Parental Genome Imbalance Causes Post-Zygotic Seed Lethality and Deregulates Imprinting in Rice.

Zhang, HY; Luo, M; Johnson, SD; Zhu, XW; Liu, L; Huang, F; Liu, YT; Xu, PZ; Wu, XJ

Rice (New York, N.Y.) 2016 1

PMID: 27568375

Parental Genome Imbalance Causes Post-Zygotic Seed Lethality and Deregulates Imprinting in Rice.

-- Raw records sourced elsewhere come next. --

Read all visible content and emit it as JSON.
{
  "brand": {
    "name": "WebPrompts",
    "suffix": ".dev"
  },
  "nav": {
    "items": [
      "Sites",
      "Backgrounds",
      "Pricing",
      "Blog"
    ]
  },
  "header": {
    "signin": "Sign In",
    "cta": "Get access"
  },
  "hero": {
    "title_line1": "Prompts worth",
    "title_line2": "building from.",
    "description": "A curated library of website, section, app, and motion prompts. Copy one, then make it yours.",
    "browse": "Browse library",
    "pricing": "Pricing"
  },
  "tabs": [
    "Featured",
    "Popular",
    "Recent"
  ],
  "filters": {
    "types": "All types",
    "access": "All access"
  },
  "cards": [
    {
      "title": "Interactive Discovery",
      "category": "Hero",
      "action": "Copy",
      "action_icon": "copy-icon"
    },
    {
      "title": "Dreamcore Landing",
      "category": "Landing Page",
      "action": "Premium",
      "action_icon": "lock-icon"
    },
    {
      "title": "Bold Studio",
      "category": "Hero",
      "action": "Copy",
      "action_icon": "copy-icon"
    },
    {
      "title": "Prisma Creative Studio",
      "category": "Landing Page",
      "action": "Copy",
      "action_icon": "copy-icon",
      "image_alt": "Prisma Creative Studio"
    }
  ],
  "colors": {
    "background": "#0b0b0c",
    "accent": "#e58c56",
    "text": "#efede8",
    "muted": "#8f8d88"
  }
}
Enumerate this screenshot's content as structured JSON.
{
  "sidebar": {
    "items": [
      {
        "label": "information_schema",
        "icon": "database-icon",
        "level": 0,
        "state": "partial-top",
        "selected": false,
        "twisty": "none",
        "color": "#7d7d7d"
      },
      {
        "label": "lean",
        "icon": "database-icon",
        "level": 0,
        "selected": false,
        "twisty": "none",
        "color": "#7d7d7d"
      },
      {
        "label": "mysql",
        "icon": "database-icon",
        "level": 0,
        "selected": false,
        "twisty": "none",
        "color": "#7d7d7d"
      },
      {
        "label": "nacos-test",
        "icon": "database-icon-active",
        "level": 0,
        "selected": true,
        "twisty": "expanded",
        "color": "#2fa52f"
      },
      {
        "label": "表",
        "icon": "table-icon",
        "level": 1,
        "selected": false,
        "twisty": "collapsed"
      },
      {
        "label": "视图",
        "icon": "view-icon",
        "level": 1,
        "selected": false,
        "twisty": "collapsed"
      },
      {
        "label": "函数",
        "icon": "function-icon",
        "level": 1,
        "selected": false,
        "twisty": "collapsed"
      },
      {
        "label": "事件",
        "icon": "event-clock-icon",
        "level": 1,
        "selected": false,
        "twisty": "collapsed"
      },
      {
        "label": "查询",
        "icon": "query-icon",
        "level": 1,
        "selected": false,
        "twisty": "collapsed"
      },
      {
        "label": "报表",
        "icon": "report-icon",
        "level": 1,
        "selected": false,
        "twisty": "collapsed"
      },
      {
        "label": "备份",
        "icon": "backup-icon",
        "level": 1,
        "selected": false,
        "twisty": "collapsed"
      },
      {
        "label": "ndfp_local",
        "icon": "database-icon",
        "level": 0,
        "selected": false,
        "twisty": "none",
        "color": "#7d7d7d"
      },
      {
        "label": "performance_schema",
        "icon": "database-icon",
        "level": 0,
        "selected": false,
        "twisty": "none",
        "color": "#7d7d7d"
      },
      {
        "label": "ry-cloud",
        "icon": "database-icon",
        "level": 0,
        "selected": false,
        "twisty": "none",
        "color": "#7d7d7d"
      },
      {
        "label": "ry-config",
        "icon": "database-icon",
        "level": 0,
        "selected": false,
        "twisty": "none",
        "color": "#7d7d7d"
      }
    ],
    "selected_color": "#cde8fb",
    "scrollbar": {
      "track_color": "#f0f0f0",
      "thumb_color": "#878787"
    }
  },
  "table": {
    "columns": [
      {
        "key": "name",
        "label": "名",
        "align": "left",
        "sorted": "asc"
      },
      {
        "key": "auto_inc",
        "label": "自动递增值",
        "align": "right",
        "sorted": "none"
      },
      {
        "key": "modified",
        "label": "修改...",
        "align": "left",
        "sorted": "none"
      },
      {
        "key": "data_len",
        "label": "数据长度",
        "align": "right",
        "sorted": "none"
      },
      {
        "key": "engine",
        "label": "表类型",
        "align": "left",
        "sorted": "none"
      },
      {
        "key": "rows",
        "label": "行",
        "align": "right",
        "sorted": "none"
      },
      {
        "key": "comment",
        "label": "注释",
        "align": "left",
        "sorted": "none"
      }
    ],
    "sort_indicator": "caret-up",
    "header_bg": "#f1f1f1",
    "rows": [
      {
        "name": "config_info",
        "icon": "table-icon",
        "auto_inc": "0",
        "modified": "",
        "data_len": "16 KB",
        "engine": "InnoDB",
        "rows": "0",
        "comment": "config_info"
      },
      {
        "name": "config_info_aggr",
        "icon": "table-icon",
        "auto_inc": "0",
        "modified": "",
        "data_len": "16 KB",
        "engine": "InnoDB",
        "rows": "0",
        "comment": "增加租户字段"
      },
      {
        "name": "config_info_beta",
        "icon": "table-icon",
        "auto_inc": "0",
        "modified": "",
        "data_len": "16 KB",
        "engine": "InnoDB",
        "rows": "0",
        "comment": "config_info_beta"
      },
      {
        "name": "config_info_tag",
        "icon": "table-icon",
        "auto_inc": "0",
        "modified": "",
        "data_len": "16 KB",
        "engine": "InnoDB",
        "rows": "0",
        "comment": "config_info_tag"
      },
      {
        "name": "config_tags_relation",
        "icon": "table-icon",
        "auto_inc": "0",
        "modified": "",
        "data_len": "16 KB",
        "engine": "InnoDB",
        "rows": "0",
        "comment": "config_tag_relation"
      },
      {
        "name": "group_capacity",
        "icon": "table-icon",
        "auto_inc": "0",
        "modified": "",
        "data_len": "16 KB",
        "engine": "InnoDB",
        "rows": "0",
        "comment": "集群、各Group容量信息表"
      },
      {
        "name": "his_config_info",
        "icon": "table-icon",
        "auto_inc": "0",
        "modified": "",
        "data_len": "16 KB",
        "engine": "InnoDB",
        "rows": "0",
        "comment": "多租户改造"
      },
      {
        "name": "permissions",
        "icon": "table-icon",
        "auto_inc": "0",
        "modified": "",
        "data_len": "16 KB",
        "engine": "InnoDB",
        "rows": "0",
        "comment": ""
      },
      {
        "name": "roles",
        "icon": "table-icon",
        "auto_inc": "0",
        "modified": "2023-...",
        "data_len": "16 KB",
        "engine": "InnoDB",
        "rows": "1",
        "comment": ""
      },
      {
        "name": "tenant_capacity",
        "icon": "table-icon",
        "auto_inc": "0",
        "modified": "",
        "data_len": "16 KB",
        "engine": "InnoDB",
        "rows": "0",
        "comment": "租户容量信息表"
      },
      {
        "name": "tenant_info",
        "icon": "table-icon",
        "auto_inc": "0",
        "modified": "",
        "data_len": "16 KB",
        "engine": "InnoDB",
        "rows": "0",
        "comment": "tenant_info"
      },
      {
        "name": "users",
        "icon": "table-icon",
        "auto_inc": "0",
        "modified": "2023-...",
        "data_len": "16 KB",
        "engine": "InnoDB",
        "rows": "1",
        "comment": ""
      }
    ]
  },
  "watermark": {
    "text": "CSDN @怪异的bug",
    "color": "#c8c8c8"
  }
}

BACKGROUND: Reproductive isolation between rice of different ploidy levels is manifested as endosperm and embryo abortion in seeds produced by interploidy crosses. Genomic imprinting is considered to be the underlying mechanism establishing the post-zygotic hybridization barrier. We characterized disrupted seed development in reciprocal crosses between a diploid Japonica rice and a tetraploid Indica rice. RESULTS: Triploid seeds from these crosses had aborted development and could not germinate in soil but could be rescued in culture medium with significantly more seeds developing to seedlings in the 4n × 2n (♀-♂) cross with excess maternal genomes than in the 2n × 4n cross with excess paternal genome. Consistent with previous findings, precocious endosperm cellularization and bigger embryos were observed in the seeds from the maternal excess cross, whereas absence of cellularization and arrested globular embryos were found in the seeds from the paternal excess cross, supporting the idea that endosperm cellularization is an important transition for embryo development. Moreover, we found that starch granules were persistently deposited in the pericarp parenchyma cells of the paternal excess cross, while pericarp starch gradually decreased and relocated to the developing endosperm in balanced and maternal excess crosses in which cellularization and starch deposition occur in endosperm, suggesting that parental genome balance influences pericarp starch relocation via cellularization and starch deposition. Loss of imprinting, or altered expression of imprinted genes and epigenetic regulators, erm' data-tid='344' href='#term-344'>OsFIE2 and OsMET1b were observed, implying the potential role of imprinting and epigenetic mechanisms in regulating the differential parental genome dosage effects on endosperm development. CONCLUSIONS: Our results support the hypothesis that the maternal genome dosage promotes endosperm cellularization and the paternal genome dosage delays or inhibits cellularization via contributing different sets of imprinted genes.